A report by PricewaterhouseCoopers (PwC) has identified what will bring electricity stability in Nigeria.
According to the report, to achieve the target of a yearly per capita power consumption of 982-kilowatt hour (kWh) in Nigeria by 2025, there is need to scale up generation, transmission and distribution capacity.
PwC, which made this suggestion in its July report on the Nigeria power sector titled: “Powering Nigeria for the Future”, noted that government, regulator and industry participants will all play core roles in the country’s quest for regular power supply.
It also stressed the need for the country to drive efficiencies in utilisation, and reducing transmission and distribution losses.
It added that the government and regulator needs to take the lead to create the right investment climate and set favourable policies in place, whilst industry participants focus on implementing new technology, faster project execution and improving operational efficiencies.
According to the report signed by Growth Markets Centre Leader, David Wijeratne and Partner, PwC Nigeria and Power and Utilities Leader, West Market Area, Africa, Pedro Omontuemhen, in addition to assigning roles and ownership, successful execution of these levers will require careful planning and sequencing, with key dependencies identified.
It added: “For example, revamping the existing infrastructure and implementing efficient processes across the value chain can be a more immediate task for existing players, supported by new participants with key expertise, bringing near term benefits.

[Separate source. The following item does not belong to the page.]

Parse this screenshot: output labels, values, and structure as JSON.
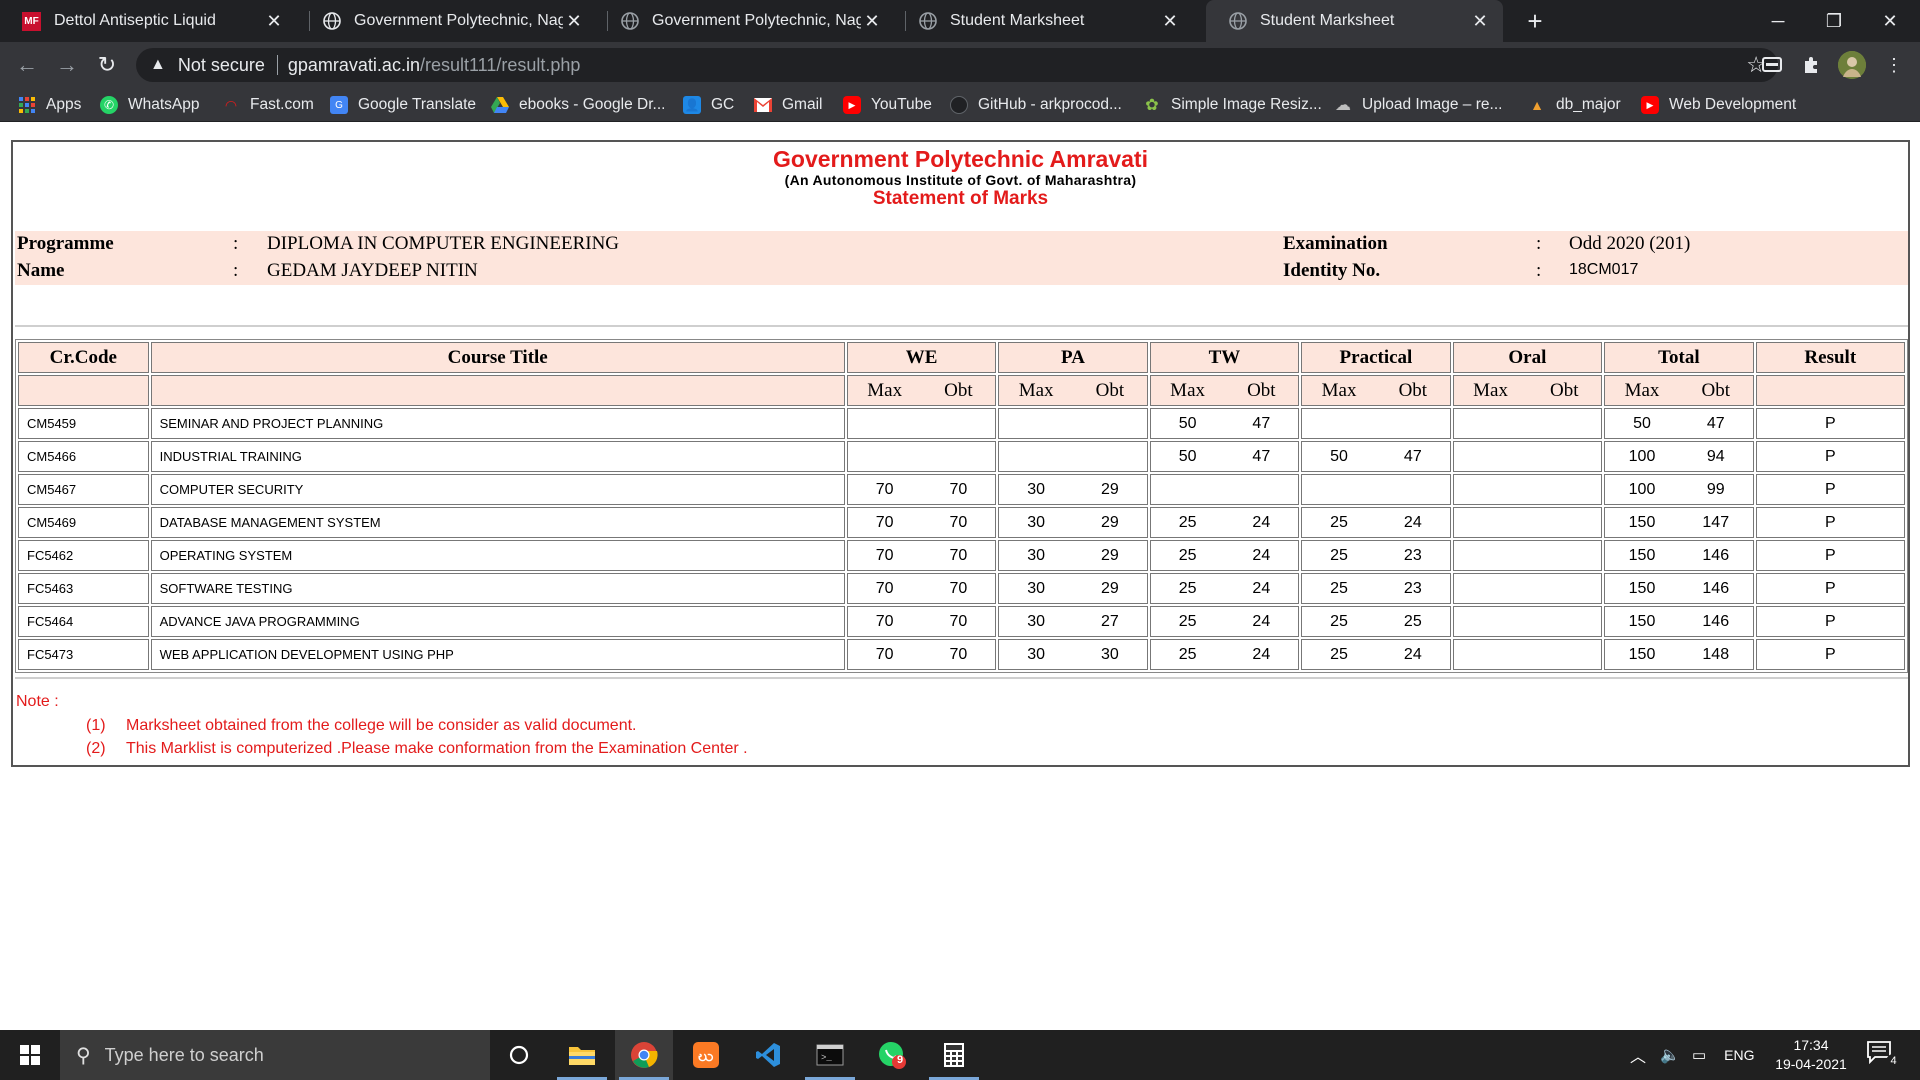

“As these improvements take place, the longer and more complex process of policy formulation and attracting new investments for scaling up can be considered independently by the government, regulator and other agencies, in order to lay the platform for the next phase of enhancement of building and operationalising the new projects to power Nigeria for the future.
“Whilst there is no single short-term solution to Nigeria’s power challenges, there are a number of opportunities for companies to bring their global skills and expertise to the table and participate in the journey of powering Nigeria’s long-term growth”.
In order to emerge from the current situation, the report stressed the need for Nigeria to take specific steps towards building internal capabilities, which will enable and support the economy.
PwC said that one area requiring immediate focus and investment is the power sector, where the low availability of power was currently a major obstacle.
It put the Nigeria’s per capita power consumption at only 151 kWh per year, one of the lowest in the region and globally.
It stated: “The sector is currently inhibited by multiple factors such as value chain losses, limited transmission coverage and supply disruptions as well as theft and corruption.
“Based on ongoing projects, the per capita power consumption in Nigeria will only reach 433 kWh per year in 2025. Given the requirements of the economy and the population, there is a critical need to drive higher power availability, and we believe a stretch target of 982 kWh per year by 2025 is realistic. This is based on benchmarking with other growth markets, like Vietnam”.
To reach the set goal, PwC prescribed the acceleration of growth in power generation capacity and improving utilization; expansion of the power transmission network and driving better efficiencies; and the establishment and scaling up efficient power distribution capabilities.
Executing these levers, it noted, will also require significant involvement and alignment between the Federal Government of Nigeria, the Ministry of Power and the industry participants.
It added that the implementation needs to be well- planned and sequenced appropriately to derive the desired benefits. “Overall, Nigeria has the potential to once again emerge as a shining star, not only within Africa, but in the global economy as well. Enhancing the availability of power over the next decade, based on robust generation, transmission and distribution capabilities, will help create a strong foundation towards unlocking this potential and powering Nigeria for the future”, it added.
PwC said that cheap and abundant availability of power is a pre-requisite for economic development, with the potential to have a multiplier effect on growth.
It stated: “The power sector facilitates high capital spending which promotes investment and builds economic competitiveness. Take the example of India, where there is a strong commitment towards improving the business climate through addressing key bottlenecks in infrastructure. Here the spotlight is on the power sector – where the government is seeking to attract investments worth $1 trillion by 2030”.